Task item
Read the records beneath this task and copy every line that contains the string "label".

Material for the task
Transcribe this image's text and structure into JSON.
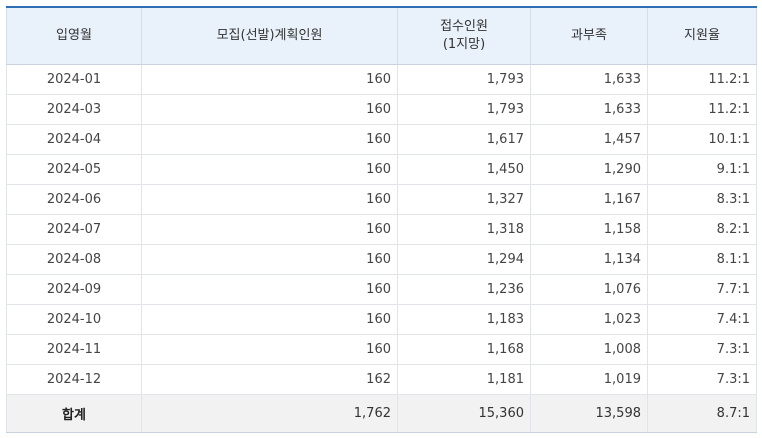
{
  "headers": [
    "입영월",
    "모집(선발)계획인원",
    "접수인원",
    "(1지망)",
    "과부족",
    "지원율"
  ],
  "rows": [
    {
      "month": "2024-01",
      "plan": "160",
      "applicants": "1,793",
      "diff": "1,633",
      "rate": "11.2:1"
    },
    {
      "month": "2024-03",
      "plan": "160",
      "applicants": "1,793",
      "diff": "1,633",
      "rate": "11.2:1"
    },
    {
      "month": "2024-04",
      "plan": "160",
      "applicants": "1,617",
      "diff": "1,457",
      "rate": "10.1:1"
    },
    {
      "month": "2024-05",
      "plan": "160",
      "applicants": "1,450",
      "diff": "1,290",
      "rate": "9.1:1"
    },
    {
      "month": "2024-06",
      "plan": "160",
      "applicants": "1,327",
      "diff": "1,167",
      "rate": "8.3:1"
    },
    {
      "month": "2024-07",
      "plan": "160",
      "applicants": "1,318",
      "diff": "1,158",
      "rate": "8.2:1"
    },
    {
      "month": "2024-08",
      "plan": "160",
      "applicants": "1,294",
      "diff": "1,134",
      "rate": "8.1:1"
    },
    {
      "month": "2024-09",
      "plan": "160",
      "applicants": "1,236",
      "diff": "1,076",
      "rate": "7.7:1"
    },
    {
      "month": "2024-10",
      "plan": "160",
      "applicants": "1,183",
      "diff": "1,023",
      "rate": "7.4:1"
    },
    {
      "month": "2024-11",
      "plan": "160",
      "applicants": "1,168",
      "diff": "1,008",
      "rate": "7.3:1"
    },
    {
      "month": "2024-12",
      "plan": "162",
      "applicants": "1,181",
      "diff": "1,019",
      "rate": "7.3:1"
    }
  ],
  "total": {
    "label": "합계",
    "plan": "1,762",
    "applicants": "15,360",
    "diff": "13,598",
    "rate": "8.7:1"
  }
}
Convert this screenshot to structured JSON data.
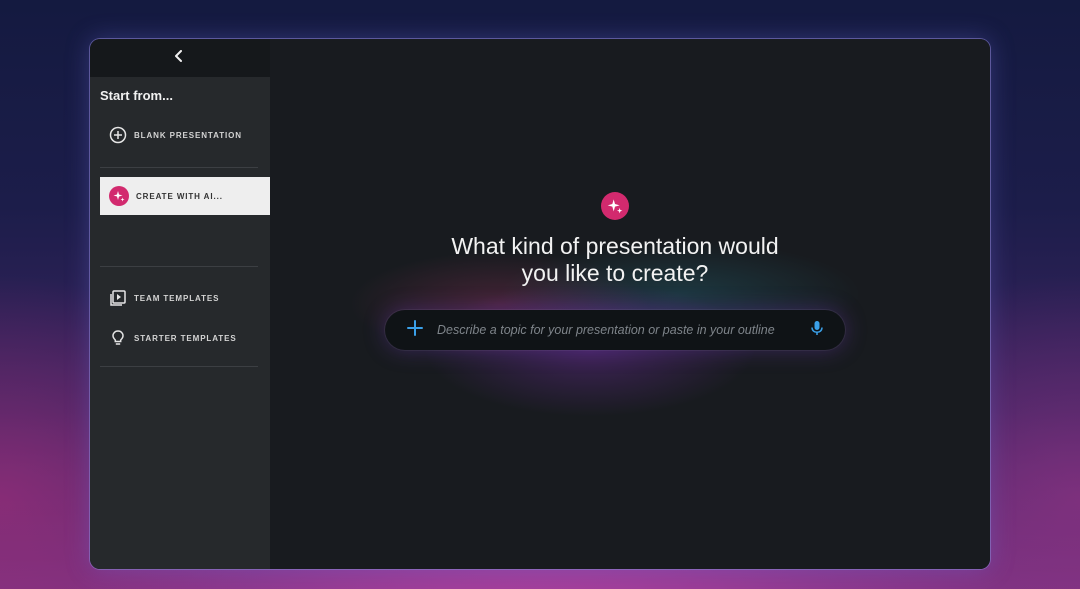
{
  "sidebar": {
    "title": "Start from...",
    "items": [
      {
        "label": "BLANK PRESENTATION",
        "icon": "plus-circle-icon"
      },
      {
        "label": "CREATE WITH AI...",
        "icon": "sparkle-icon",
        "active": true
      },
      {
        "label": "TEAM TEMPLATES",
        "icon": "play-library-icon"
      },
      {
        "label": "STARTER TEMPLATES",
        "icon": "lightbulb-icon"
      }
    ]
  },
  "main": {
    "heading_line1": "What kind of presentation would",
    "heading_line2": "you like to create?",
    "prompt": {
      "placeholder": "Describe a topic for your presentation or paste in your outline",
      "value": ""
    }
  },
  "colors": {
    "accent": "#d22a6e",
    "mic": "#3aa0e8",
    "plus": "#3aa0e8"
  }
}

Answer box
    "label": "합계",
        "label": "BLANK PRESENTATION",
        "label": "CREATE WITH AI...",
        "label": "TEAM TEMPLATES",
        "label": "STARTER TEMPLATES",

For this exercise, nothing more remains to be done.